▶ **EXERCISE BRIEF**
A word-for-word repetition of all the entries is required.

● ● ● ● ● ● ●

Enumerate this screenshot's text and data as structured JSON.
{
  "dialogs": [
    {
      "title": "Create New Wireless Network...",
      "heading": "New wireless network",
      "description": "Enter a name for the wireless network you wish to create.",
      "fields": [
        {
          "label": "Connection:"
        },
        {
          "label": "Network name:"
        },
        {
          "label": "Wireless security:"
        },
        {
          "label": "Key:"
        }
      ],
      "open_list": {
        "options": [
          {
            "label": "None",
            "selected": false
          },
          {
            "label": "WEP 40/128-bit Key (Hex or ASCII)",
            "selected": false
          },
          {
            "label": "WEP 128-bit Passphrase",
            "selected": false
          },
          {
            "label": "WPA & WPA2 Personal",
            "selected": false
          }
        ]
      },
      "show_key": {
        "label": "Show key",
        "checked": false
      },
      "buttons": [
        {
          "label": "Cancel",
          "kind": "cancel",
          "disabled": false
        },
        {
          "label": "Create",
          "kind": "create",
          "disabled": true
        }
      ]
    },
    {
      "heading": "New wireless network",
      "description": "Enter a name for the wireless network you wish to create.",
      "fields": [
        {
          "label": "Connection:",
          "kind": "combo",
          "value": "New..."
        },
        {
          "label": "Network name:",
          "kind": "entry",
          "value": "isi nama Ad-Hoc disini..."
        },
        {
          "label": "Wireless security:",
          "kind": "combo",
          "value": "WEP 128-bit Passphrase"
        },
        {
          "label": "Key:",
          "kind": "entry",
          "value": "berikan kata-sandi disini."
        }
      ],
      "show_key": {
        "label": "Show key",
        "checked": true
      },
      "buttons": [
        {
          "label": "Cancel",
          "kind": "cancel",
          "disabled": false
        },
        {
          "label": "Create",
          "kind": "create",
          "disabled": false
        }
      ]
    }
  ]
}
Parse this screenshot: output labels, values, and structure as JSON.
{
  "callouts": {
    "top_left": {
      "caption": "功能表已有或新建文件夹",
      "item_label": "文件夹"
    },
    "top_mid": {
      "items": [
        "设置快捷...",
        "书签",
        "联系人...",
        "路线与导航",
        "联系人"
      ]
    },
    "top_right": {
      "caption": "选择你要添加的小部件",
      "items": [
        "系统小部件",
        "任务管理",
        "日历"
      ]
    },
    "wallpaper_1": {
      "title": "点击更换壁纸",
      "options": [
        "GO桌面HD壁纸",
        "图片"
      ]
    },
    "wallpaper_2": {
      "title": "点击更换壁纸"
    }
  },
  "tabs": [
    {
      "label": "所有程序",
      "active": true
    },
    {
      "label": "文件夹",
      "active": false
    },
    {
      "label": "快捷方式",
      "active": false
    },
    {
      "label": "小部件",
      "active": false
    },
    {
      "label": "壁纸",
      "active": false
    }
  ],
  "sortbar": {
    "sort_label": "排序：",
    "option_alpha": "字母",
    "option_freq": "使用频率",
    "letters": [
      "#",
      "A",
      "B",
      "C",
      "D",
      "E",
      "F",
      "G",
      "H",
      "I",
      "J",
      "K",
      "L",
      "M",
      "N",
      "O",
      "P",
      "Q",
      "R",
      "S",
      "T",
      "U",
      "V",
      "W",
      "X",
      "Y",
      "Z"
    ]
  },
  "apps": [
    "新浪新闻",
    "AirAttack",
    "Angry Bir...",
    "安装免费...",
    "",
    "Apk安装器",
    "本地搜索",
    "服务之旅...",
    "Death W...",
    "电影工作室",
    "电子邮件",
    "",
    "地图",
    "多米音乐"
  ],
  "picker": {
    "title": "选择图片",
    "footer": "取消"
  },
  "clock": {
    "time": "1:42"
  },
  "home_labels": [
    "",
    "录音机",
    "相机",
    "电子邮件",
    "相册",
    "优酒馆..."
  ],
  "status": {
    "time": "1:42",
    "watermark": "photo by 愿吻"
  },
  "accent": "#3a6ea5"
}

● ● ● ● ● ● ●

▶ **TASK OUTPUT**
Enumerate this screenshot's text and data as structured JSON.
{
  "dialogs": [
    {
      "title": "Create New Wireless Network...",
      "heading": "New wireless network",
      "description": "Enter a name for the wireless network you wish to create.",
      "fields": [
        {
          "label": "Connection:"
        },
        {
          "label": "Network name:"
        },
        {
          "label": "Wireless security:"
        },
        {
          "label": "Key:"
        }
      ],
      "open_list": {
        "options": [
          {
            "label": "None",
            "selected": false
          },
          {
            "label": "WEP 40/128-bit Key (Hex or ASCII)",
            "selected": false
          },
          {
            "label": "WEP 128-bit Passphrase",
            "selected": false
          },
          {
            "label": "WPA & WPA2 Personal",
            "selected": false
          }
        ]
      },
      "show_key": {
        "label": "Show key",
        "checked": false
      },
      "buttons": [
        {
          "label": "Cancel",
          "kind": "cancel",
          "disabled": false
        },
        {
          "label": "Create",
          "kind": "create",
          "disabled": true
        }
      ]
    },
    {
      "heading": "New wireless network",
      "description": "Enter a name for the wireless network you wish to create.",
      "fields": [
        {
          "label": "Connection:",
          "kind": "combo",
          "value": "New..."
        },
        {
          "label": "Network name:",
          "kind": "entry",
          "value": "isi nama Ad-Hoc disini..."
        },
        {
          "label": "Wireless security:",
          "kind": "combo",
          "value": "WEP 128-bit Passphrase"
        },
        {
          "label": "Key:",
          "kind": "entry",
          "value": "berikan kata-sandi disini."
        }
      ],
      "show_key": {
        "label": "Show key",
        "checked": true
      },
      "buttons": [
        {
          "label": "Cancel",
          "kind": "cancel",
          "disabled": false
        },
        {
          "label": "Create",
          "kind": "create",
          "disabled": false
        }
      ]
    }
  ]
}
Parse this screenshot: output labels, values, and structure as JSON.
{
  "callouts": {
    "top_left": {
      "caption": "功能表已有或新建文件夹",
      "item_label": "文件夹"
    },
    "top_mid": {
      "items": [
        "设置快捷...",
        "书签",
        "联系人...",
        "路线与导航",
        "联系人"
      ]
    },
    "top_right": {
      "caption": "选择你要添加的小部件",
      "items": [
        "系统小部件",
        "任务管理",
        "日历"
      ]
    },
    "wallpaper_1": {
      "title": "点击更换壁纸",
      "options": [
        "GO桌面HD壁纸",
        "图片"
      ]
    },
    "wallpaper_2": {
      "title": "点击更换壁纸"
    }
  },
  "tabs": [
    {
      "label": "所有程序",
      "active": true
    },
    {
      "label": "文件夹",
      "active": false
    },
    {
      "label": "快捷方式",
      "active": false
    },
    {
      "label": "小部件",
      "active": false
    },
    {
      "label": "壁纸",
      "active": false
    }
  ],
  "sortbar": {
    "sort_label": "排序：",
    "option_alpha": "字母",
    "option_freq": "使用频率",
    "letters": [
      "#",
      "A",
      "B",
      "C",
      "D",
      "E",
      "F",
      "G",
      "H",
      "I",
      "J",
      "K",
      "L",
      "M",
      "N",
      "O",
      "P",
      "Q",
      "R",
      "S",
      "T",
      "U",
      "V",
      "W",
      "X",
      "Y",
      "Z"
    ]
  },
  "apps": [
    "新浪新闻",
    "AirAttack",
    "Angry Bir...",
    "安装免费...",
    "",
    "Apk安装器",
    "本地搜索",
    "服务之旅...",
    "Death W...",
    "电影工作室",
    "电子邮件",
    "",
    "地图",
    "多米音乐"
  ],
  "picker": {
    "title": "选择图片",
    "footer": "取消"
  },
  "clock": {
    "time": "1:42"
  },
  "home_labels": [
    "",
    "录音机",
    "相机",
    "电子邮件",
    "相册",
    "优酒馆..."
  ],
  "status": {
    "time": "1:42",
    "watermark": "photo by 愿吻"
  },
  "accent": "#3a6ea5"
}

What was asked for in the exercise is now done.